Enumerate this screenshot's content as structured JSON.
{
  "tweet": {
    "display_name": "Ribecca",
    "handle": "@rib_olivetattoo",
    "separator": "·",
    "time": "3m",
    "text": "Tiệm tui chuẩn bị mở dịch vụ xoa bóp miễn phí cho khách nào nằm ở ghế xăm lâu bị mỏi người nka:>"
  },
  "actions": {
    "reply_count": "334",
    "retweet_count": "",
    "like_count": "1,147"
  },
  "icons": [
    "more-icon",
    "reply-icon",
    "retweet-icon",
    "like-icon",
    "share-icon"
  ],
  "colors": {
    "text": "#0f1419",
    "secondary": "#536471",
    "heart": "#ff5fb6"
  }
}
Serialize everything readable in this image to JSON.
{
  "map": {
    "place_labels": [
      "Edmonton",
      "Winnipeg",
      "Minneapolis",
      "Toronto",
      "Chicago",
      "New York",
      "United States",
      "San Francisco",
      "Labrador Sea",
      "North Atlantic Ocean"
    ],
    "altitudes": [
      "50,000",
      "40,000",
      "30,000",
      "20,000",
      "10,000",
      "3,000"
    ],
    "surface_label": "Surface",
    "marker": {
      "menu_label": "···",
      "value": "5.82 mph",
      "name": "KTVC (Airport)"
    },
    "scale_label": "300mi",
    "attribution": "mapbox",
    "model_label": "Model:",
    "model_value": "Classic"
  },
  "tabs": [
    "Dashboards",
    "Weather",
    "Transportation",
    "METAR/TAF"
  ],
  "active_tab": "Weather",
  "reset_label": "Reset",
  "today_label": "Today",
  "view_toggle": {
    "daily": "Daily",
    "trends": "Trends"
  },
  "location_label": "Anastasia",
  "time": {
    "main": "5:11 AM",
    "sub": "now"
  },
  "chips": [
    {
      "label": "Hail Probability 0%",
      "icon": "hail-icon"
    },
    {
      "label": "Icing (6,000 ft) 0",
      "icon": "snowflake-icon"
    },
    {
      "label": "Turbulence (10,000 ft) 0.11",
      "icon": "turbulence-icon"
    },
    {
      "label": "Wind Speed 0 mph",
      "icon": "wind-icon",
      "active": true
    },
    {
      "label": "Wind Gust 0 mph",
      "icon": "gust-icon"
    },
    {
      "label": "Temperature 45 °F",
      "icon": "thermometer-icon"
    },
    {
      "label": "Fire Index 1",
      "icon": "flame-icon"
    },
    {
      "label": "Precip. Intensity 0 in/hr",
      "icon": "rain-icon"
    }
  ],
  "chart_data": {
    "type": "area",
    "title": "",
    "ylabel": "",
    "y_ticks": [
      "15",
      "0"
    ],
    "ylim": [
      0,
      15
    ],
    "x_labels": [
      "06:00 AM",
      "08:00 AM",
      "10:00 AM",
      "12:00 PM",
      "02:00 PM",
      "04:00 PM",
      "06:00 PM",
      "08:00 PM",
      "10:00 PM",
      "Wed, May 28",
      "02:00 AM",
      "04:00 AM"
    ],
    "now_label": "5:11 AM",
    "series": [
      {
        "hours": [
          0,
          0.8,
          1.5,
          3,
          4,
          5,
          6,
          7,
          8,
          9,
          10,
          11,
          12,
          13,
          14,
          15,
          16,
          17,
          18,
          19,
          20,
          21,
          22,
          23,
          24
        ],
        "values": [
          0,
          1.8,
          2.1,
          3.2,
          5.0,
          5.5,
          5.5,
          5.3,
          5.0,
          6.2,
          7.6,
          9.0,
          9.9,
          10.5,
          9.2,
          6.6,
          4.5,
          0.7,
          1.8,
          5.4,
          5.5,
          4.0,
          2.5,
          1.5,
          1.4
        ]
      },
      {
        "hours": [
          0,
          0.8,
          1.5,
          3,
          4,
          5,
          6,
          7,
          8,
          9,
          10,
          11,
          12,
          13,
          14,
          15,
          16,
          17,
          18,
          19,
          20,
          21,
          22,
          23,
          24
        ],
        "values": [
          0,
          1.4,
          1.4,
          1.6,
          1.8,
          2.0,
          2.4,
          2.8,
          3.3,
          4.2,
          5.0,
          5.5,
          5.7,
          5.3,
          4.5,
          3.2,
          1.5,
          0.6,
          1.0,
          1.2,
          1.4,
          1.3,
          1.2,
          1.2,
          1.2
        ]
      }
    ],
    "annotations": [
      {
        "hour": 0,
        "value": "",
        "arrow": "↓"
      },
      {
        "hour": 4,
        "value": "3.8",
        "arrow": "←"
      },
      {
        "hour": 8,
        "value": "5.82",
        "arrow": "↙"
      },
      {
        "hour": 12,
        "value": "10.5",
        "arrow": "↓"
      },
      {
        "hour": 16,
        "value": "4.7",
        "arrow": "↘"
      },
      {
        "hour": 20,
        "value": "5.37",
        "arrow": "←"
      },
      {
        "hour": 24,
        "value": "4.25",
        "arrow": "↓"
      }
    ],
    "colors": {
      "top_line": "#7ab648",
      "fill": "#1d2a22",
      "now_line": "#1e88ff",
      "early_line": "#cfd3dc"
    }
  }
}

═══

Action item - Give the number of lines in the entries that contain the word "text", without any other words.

Response below - 2